NEW YORK (AP) -- Almost four decades after first-grader Etan Patz set out for school and ended up at the heart of one of America's most influential missing-child cases, a former store clerk convicted of killing him was sentenced on Tuesday to at least 25 years in prison.
In a few angry words, Etan's father condemned the convicted man, Pedro Hernandez, as his sentencing culminated a case that affected police practices, parenting and the nation's consciousness of missing children.
"Pedro Hernandez, after all these years, we finally know what dark secret you had locked in your heart," Stan Patz said. "I will never forgive you. The god you pray to will never forgive you. You are the monster in your nightmares."
Patz's wife, Julie Patz, wiped tears from her eyes as she stood beside him.
Hernandez, 56, didn't look at them, speak or react as he got the maximum allowable sentence: 25 years to life in prison, meaning he won't be eligible for parole until he has served the 25 years.
The lead defense lawyer, Harvey Fishbein, told the court Hernandez wanted to express deep sympathy to the Patzes but also to say "he's an innocent man and he had nothing to do with the disappearance of Etan Patz."
Hernandez was a teenager working at a convenience shop in Etan's Manhattan neighborhood when the boy vanished in 1979, on the first day he was allowed to walk alone to his school bus stop.
Hernandez, who's from Maple Shade, New Jersey, confessed to choking Etan. But his lawyers have said he's mentally ill and his confession was false, and they are vowing to appeal his conviction.
In a sign of the case's impact on the law enforcement officials and everyday people enmeshed in it, the courtroom audience Tuesday included Manhattan District Attorney Cyrus R. Vance Jr., police officers who worked on the case over the years and a half-dozen former jurors.
Etan was among the first missing children pictured on milk cartons. His case contributed to an era of fear among American families, making anxious parents more protective of kids who many once allowed to roam and play unsupervised in their neighborhoods.
His parents' advocacy helped to establish a national missing-children hotline and to make it easier for law enforcement agencies to share information about such cases. The May 25 anniversary of his disappearance became National Missing Children's Day.
Still, "I don't think we ever believed that we could come to this point -- that we would ever actually find out what happened to our child," Stan Patz said after the sentencing. "There were so many false leads, so many blind alleys. So many years went by."
From the start, the 6-year-old's case spurred a huge manhunt and an enduring, far-flung investigation. But no trace of him has ever been found.
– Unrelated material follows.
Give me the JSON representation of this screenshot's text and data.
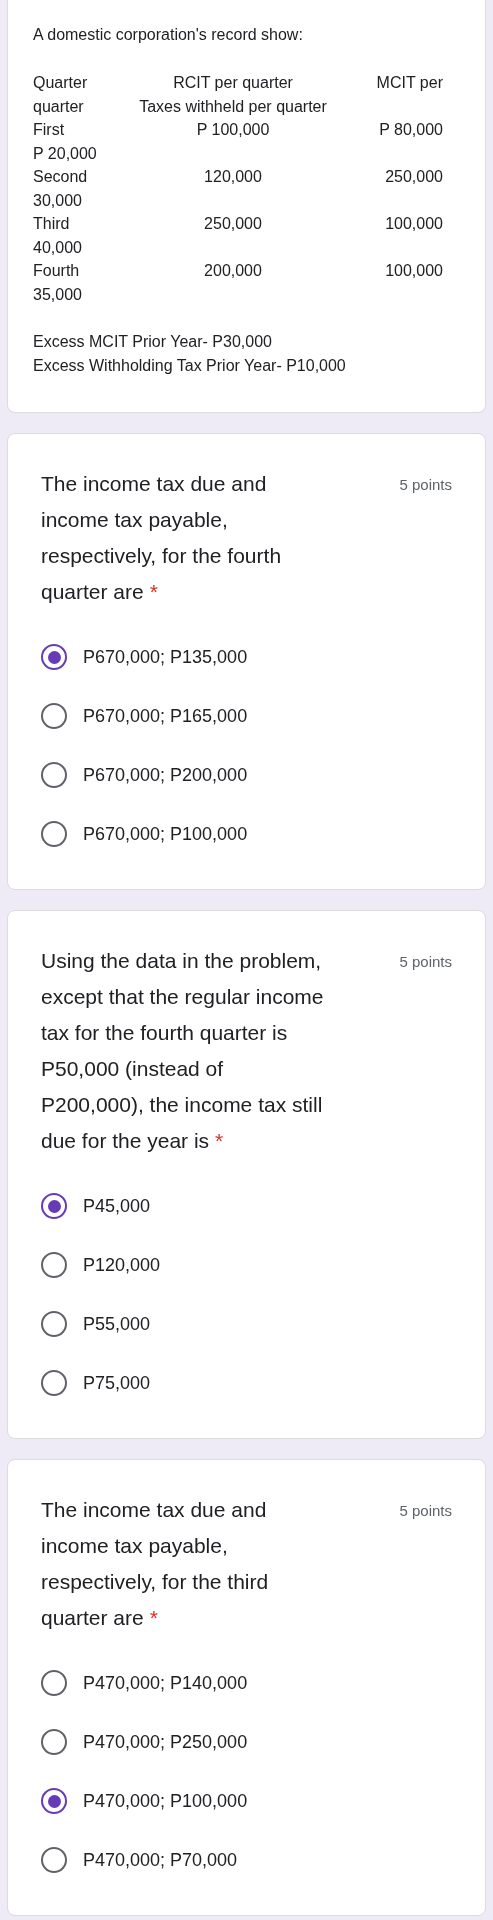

A civil court declared him dead in 2001.
Hernandez didn't become a suspect until police got a 2012 tip that he had made remarks many years before about having killed a child in New York.
Hernandez then confessed to police, saying he'd lured Etan into the store's basement by promising a soda, then choked him because "something just took over me." He said he put Etan, still alive, in a box and left it with curbside trash.
"I'm being honest. I feel bad what I did," Hernandez said in a recorded statement.
His lawyers say he confessed falsely because of a mental illness that makes him confuse reality with imagination. He also has a very low IQ.
The defense also pointed to another suspect, a convicted child molester whom some investigators and prosecutors -- and even Etan's parents -- pursued for years. That man made incriminating statements to authorities years ago about Etan but denied killing him and has since insisted he wasn't involved in the boy's disappearance. He was never charged.
Hernandez's February conviction came in a retrial. His first trial ended in a jury deadlock in 2015.
Manhattan state Supreme Court Justice Maxwell Wiley said on Tuesday he'd found prosecutors' case against Hernandez compelling. Hernandez, he said, "kept a terrible secret for 33 years."